Montenegro. The market of contradictions

Monstat data on prices and the number of sold apartments show a significant recovery in the construction segment. In Q4 2013, 244 apartments were sold, and the average price of a square meter was €1,236. Compared to the same period of 2012, the number of sold apartments increased by 20 % and the cost of square meters - by 6.8%. However, compared to the previous half year the cost per square meter, on the contrary, decreased.

The highest average price for new apartments in the last quarter of 2013 was recorded in Budva - €2,455 and the lowest one in Niksic - €582. The average price per square meter in Podgorica was €1,113, in Bar - €1016, and in other cities the average cost was €629. In total, 852 properties were sold in 2013, which is 70% more than the previous year. In 2010, a small growth, literally less than one percent, started in the economy of the country. In 2013, GDP growth was 1.5%. In January, 2014 EBRD gave a forecast of 2 percent growth of economy in Montenegro this year.

Montenegro is unlikely to be appropriate for short-term investment, as no one can predict the rise in prices and an increase in liquidity of properties on the market in the coming years. As in other resort countries, the main buyer’s argument is short and clear: "I want!"

Latvia. Market for expats

In 2013 Latvia steadily became one of the leaders for the Russians among the most demanded locations for buying real estate abroad. The main point that greatly increased popularity of Latvia is introduction of the simplest procedure for obtaining the EU residence permit. Last year more than 3,000 Russian property buyers requests resident status in the country. If we compare these data with the total number of transactions in other European countries, it is clear that Latvia is seriously ahead.

"All urban real estate is for long term rent, bringing the traditional for the EU 5-7% per annum"

In 2013 the number of transactions with residential property in Riga, compared to the previous year, increased by 14%, and it happened to be a record for the last six years. Average prices for apartments in Riga increased by 3% per annum. Prices in the metropolitan areas are €1,500-€3,500. If we do not take into account the luxury sector, the average price of a liquid secondary housing in cities of Latvia is €550-€870 per square meter. All urban real estate is for long term rent, bringing the traditional for the EU 5-7% per annum. And forecasts for Latvia sound almost the same as for the markets of other small European countries that have experienced a serious drop in prices after the crisis, and now they are demonstrating market recovery and slight growth. Stabilization, continued moderate growth, introduction of new development projects.

Turkey. Outside the Eurozone

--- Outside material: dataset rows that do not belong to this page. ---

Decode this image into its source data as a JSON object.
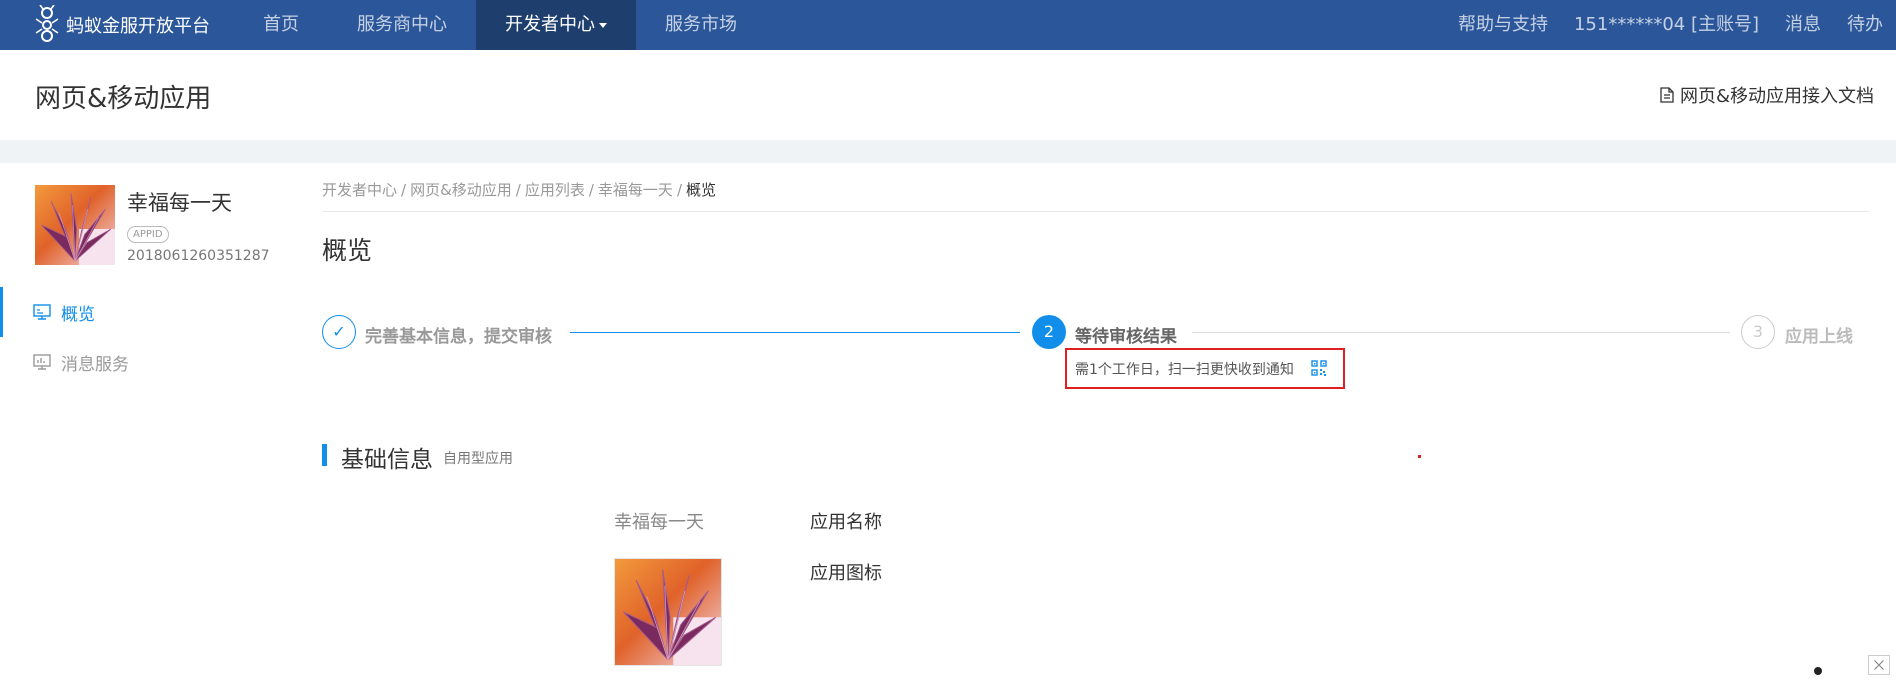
{
  "topnav": {
    "brand": "蚂蚁金服开放平台",
    "items": [
      {
        "label": "首页"
      },
      {
        "label": "服务商中心"
      },
      {
        "label": "开发者中心"
      },
      {
        "label": "服务市场"
      }
    ],
    "right": {
      "help": "帮助与支持",
      "account": "151******04 [主账号]",
      "messages": "消息",
      "todo": "待办"
    }
  },
  "pagehead": {
    "title": "网页&移动应用",
    "doc_link": "网页&移动应用接入文档"
  },
  "sidebar": {
    "app_name": "幸福每一天",
    "appid_badge": "APPID",
    "appid": "2018061260351287",
    "menu": [
      {
        "label": "概览",
        "icon": "monitor-icon",
        "active": true
      },
      {
        "label": "消息服务",
        "icon": "chart-icon",
        "active": false
      }
    ]
  },
  "breadcrumb": {
    "items": [
      "开发者中心",
      "网页&移动应用",
      "应用列表",
      "幸福每一天"
    ],
    "current": "概览",
    "sep": "/"
  },
  "main": {
    "title": "概览",
    "steps": [
      {
        "num": "✓",
        "label": "完善基本信息，提交审核",
        "status": "done"
      },
      {
        "num": "2",
        "label": "等待审核结果",
        "status": "current"
      },
      {
        "num": "3",
        "label": "应用上线",
        "status": "pending"
      }
    ],
    "step_hint": "需1个工作日，扫一扫更快收到通知",
    "section": {
      "title": "基础信息",
      "subtitle": "自用型应用",
      "name_label": "应用名称",
      "name_value": "幸福每一天",
      "icon_label": "应用图标"
    }
  },
  "colors": {
    "nav_bg": "#2b579a",
    "nav_active": "#1e3f6e",
    "accent": "#108ee9",
    "highlight_box": "#e02020"
  }
}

One of the most powerful economies in the world, a country, that is on the 15th place by GDP, Turkey has not experienced the impact of the global financial crisis as much as the EU countries and it attracts Russian buyers and investors by its stable and growing market. More than a million sales are made annually in the country.

In the recent years, the Russians sign more than 2,000 sale and purchase transactions annually on the Turkish resort property market. The Russians are the second in the ranking of the most active buyers of Turkish property. Growing demand from the Russians has been caused by the easing of immigration legislation that came into force last year, and cancellation of "principle of reciprocity" in 2012.

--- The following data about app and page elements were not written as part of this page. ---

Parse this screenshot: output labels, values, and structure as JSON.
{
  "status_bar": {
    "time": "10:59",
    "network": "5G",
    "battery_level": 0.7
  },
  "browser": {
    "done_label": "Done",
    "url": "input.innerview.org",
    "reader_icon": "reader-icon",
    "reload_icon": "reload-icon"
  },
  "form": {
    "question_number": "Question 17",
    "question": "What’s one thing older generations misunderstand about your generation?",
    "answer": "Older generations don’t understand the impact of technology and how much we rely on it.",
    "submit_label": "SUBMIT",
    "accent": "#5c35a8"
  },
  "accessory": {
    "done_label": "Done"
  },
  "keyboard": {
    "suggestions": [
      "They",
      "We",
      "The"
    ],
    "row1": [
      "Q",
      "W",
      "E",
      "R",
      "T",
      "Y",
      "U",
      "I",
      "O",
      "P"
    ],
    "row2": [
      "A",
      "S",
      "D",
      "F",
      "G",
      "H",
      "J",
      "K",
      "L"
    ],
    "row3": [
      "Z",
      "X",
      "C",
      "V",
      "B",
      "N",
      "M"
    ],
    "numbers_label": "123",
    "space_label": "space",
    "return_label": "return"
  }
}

Global Property Guide's latest report called Turkey one of the strongest property markets in Europe: average annual growth in prices of 4.65%. According to realtors, from January 2010 to the beginning of 2014, property prices in Turkey rose by 29.3%.

The Russians typically buy apartments in Turkey for €65,000-€90,000. Experts believe that the independence from the Eurozone is an additional advantage that allows the Turkish market to keep going up.

Text: Julia Lozovskaya, especially for